Volunteer’s Medical Physics Career Began as ‘Trial by Fire’
Dr. Pooley (Bob) found his way to medical physics, as many have found their careers, through an unpredictable sequence of events. “I was born and grew up in Florida, but my father grew up in Madison, Wisconsin. My grandfather was a professor in the English department in Madison for 30 years, and my father and uncle got various degrees there. I lived in Gainesville (home of the University of Florida) through high school, and my mother, sisters, and brother went to Florida State University in Tallahassee. I had enough of Florida schools and wanted to carry on the tradition in Madison, so I went there for undergrad,” Bob said.
Bob enjoyed math and physics and graduated with a BS in physics from the University of Wisconsin – Madison in 1988. He was ready to continue school but was not sure in which field. After graduation, Bob was introduced to medical physics during a summer job at Lunar Radiation in Madison assembling bone densitometers and was able to enter the medical physics graduate program in Madison that year.
The next milestone that would have long-lasting implications occurred during the summer of 1991, when Bob obtained a summer internship at Mayo Clinic in Jacksonville, Florida, with an icon in medical physics and long-time ABR volunteer, Richard L. Morin, PhD. They kept in touch while Bob completed his PhD in Madison and his clinical medical physics residency at the University of Minnesota – Minneapolis. When the time came for a permanent job, Bob was fortunate to secure a permanent position with Rick at the Mayo Clinic in Florida.
On Bob’s first day of work, August 3, 1998, after a morning of orientation, the chair of the radiology department, Dr. Thomas Berquist, stopped Bob in the hall and asked, “Did you hear about Rick?” Dr. Morin had suffered a heart attack and needed quadruple bypass surgery. Tom handed Bob Rick’s schedule of meetings and trips, and Bob started his career at Mayo Clinic in a “trial by fire.” Rick and Bob still contact each other every August 3, and Rick remembers Bob’s get well card that read, “I can’t wait to see what happens on my second day of work!” Twenty-two years later, Bob is still at Mayo Clinic.
While in Madison, Bob met Joan, from Kenosha, Wisconsin, and they married in 1993. They had two boys, Robert (age 22, who recently moved to CA to work as a software engineer) and Adam (age 19, who recently went back to college in Gainesville). Bob and Joan expected to be empty nesters in 2020 but are appreciative that the pandemic brought the kids home for an extra five months of family time.
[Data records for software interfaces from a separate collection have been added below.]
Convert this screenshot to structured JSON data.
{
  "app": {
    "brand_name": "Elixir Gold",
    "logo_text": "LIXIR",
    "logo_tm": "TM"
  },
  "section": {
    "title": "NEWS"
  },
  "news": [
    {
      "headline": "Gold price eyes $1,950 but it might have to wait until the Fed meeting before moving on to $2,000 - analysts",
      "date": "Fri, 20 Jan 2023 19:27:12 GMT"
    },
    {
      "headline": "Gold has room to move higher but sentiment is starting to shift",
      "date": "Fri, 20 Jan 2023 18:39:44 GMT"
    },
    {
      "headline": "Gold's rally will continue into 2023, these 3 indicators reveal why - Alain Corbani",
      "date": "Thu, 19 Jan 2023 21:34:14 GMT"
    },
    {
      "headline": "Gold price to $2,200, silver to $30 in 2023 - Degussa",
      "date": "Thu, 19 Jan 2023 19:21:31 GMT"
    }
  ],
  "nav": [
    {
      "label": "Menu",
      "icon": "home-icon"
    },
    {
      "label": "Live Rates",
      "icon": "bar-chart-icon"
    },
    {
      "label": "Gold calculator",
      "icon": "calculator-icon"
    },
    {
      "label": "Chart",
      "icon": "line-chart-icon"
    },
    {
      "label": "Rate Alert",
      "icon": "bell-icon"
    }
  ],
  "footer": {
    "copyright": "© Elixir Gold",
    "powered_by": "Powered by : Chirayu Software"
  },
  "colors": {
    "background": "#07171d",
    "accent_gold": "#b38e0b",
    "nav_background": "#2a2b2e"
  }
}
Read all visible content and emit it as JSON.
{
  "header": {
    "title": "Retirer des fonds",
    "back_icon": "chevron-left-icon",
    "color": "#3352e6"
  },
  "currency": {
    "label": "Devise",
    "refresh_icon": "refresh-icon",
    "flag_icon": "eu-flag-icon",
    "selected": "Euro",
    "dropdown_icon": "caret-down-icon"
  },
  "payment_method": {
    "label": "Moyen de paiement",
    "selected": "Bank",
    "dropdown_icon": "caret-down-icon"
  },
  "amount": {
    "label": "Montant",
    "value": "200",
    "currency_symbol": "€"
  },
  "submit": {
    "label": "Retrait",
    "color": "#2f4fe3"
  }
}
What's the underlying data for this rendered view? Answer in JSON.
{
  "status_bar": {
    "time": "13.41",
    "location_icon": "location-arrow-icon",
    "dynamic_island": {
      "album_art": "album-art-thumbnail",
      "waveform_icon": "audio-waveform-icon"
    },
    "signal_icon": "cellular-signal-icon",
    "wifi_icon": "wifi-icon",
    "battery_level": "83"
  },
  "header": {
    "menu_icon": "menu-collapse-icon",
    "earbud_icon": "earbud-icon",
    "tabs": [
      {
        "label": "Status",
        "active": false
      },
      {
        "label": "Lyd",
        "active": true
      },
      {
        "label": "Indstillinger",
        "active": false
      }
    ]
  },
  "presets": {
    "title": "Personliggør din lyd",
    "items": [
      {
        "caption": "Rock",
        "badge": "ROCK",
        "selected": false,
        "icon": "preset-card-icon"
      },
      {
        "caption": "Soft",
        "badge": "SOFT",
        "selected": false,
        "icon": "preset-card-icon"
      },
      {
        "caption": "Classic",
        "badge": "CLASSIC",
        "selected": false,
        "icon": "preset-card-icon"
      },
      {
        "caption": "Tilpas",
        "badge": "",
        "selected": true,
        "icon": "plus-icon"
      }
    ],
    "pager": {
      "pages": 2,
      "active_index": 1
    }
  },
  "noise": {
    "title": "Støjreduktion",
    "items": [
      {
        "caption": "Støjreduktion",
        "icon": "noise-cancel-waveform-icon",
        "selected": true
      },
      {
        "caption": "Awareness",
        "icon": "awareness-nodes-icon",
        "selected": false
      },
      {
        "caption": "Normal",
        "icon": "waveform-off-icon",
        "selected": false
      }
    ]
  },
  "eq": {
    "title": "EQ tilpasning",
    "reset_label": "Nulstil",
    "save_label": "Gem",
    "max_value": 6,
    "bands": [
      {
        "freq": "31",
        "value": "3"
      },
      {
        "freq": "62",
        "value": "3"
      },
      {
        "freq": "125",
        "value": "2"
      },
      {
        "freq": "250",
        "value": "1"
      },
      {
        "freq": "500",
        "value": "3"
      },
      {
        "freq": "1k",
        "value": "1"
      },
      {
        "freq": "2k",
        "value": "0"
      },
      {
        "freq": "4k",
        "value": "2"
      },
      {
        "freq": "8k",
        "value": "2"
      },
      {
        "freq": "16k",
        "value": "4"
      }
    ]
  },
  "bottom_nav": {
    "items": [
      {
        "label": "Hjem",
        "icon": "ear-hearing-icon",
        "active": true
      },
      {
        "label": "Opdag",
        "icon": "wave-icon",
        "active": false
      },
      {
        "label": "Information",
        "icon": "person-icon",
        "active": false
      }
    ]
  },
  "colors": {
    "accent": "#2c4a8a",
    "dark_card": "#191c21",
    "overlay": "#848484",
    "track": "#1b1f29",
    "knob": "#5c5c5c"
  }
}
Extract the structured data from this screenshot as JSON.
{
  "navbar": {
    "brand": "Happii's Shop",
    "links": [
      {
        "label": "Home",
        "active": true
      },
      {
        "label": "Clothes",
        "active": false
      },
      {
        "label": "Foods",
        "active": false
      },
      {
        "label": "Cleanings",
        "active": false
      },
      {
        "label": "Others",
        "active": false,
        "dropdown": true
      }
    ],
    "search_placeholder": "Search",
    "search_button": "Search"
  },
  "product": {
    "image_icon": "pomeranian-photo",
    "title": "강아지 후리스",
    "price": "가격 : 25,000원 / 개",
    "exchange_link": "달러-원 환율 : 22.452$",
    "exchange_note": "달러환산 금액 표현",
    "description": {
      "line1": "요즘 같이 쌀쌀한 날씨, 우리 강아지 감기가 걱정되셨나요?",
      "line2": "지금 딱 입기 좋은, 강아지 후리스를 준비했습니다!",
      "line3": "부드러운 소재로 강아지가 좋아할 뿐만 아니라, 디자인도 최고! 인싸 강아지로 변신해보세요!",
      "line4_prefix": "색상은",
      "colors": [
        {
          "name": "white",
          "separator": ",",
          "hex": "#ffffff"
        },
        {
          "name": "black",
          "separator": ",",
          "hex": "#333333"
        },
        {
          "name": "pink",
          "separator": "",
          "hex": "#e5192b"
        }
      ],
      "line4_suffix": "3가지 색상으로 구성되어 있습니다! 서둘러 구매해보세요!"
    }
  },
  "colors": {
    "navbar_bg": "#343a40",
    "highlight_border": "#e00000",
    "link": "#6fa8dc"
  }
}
The family enjoys camping, skiing, and sailing.
Bob became a volunteer for the ABR in December 2001 when he joined the Physics Written Examination for Diagnostic Radiologists committee with members G. Donald Frey,PhD; Louis Wagner, PhD; and Mark Rzeszotarski, PhD – all long-time ABR volunteers. Bob became an oral examiner for diagnostic and nuclear medical physics in 2005, and in 2009, Bob joined the Nuclear Medical Physics Part 2 Written Exam committee. Bob became an ABR trustee in October 2019 with a portfolio including the Nuclear Medical Physics Exam and the DR Certification Physics committees. When asked about his ABR work, Bob said, “My involvement with the ABR has included some of the most fulfilling professional experiences of my career. The dedication of the volunteers and ABR staff to producing high quality exams and the camaraderie built among the members of the many committees have been truly amazing.”